[Element data from apps and pages]

..............................

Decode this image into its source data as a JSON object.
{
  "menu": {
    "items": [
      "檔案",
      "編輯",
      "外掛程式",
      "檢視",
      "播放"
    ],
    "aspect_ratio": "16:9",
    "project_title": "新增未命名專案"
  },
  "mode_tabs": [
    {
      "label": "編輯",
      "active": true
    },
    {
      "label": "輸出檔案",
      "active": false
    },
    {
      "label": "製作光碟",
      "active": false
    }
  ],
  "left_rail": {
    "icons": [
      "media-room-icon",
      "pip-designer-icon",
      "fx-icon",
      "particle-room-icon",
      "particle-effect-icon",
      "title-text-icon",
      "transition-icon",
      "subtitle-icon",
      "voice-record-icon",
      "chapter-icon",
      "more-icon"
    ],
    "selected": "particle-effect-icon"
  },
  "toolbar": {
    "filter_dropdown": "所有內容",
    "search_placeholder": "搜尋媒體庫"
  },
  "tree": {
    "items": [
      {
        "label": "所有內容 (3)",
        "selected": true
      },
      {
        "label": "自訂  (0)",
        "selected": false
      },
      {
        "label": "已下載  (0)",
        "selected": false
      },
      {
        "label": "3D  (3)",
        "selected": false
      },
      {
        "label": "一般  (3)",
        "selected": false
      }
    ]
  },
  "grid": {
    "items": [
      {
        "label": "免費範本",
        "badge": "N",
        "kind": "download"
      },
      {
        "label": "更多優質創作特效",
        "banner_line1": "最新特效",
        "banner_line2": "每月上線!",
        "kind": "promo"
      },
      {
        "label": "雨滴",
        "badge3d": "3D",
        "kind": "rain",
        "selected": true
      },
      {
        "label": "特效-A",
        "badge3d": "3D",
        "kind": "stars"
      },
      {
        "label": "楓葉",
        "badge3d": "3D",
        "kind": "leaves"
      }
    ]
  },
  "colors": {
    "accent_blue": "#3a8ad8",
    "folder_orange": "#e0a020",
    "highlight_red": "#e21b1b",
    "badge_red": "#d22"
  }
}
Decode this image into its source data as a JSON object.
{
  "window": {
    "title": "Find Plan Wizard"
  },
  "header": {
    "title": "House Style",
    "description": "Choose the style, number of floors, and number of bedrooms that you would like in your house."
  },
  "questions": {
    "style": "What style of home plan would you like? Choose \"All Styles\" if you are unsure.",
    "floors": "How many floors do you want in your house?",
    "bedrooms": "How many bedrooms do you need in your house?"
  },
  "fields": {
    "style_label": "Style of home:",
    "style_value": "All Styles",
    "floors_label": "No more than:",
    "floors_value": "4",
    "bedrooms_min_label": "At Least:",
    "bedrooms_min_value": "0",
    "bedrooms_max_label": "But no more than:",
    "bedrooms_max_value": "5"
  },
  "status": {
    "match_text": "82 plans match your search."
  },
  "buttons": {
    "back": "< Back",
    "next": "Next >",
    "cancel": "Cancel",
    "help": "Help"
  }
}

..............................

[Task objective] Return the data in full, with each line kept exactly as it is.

[Result]
Decode this image into its source data as a JSON object.
{
  "menu": {
    "items": [
      "檔案",
      "編輯",
      "外掛程式",
      "檢視",
      "播放"
    ],
    "aspect_ratio": "16:9",
    "project_title": "新增未命名專案"
  },
  "mode_tabs": [
    {
      "label": "編輯",
      "active": true
    },
    {
      "label": "輸出檔案",
      "active": false
    },
    {
      "label": "製作光碟",
      "active": false
    }
  ],
  "left_rail": {
    "icons": [
      "media-room-icon",
      "pip-designer-icon",
      "fx-icon",
      "particle-room-icon",
      "particle-effect-icon",
      "title-text-icon",
      "transition-icon",
      "subtitle-icon",
      "voice-record-icon",
      "chapter-icon",
      "more-icon"
    ],
    "selected": "particle-effect-icon"
  },
  "toolbar": {
    "filter_dropdown": "所有內容",
    "search_placeholder": "搜尋媒體庫"
  },
  "tree": {
    "items": [
      {
        "label": "所有內容 (3)",
        "selected": true
      },
      {
        "label": "自訂  (0)",
        "selected": false
      },
      {
        "label": "已下載  (0)",
        "selected": false
      },
      {
        "label": "3D  (3)",
        "selected": false
      },
      {
        "label": "一般  (3)",
        "selected": false
      }
    ]
  },
  "grid": {
    "items": [
      {
        "label": "免費範本",
        "badge": "N",
        "kind": "download"
      },
      {
        "label": "更多優質創作特效",
        "banner_line1": "最新特效",
        "banner_line2": "每月上線!",
        "kind": "promo"
      },
      {
        "label": "雨滴",
        "badge3d": "3D",
        "kind": "rain",
        "selected": true
      },
      {
        "label": "特效-A",
        "badge3d": "3D",
        "kind": "stars"
      },
      {
        "label": "楓葉",
        "badge3d": "3D",
        "kind": "leaves"
      }
    ]
  },
  "colors": {
    "accent_blue": "#3a8ad8",
    "folder_orange": "#e0a020",
    "highlight_red": "#e21b1b",
    "badge_red": "#d22"
  }
}
Decode this image into its source data as a JSON object.
{
  "window": {
    "title": "Find Plan Wizard"
  },
  "header": {
    "title": "House Style",
    "description": "Choose the style, number of floors, and number of bedrooms that you would like in your house."
  },
  "questions": {
    "style": "What style of home plan would you like? Choose \"All Styles\" if you are unsure.",
    "floors": "How many floors do you want in your house?",
    "bedrooms": "How many bedrooms do you need in your house?"
  },
  "fields": {
    "style_label": "Style of home:",
    "style_value": "All Styles",
    "floors_label": "No more than:",
    "floors_value": "4",
    "bedrooms_min_label": "At Least:",
    "bedrooms_min_value": "0",
    "bedrooms_max_label": "But no more than:",
    "bedrooms_max_value": "5"
  },
  "status": {
    "match_text": "82 plans match your search."
  },
  "buttons": {
    "back": "< Back",
    "next": "Next >",
    "cancel": "Cancel",
    "help": "Help"
  }
}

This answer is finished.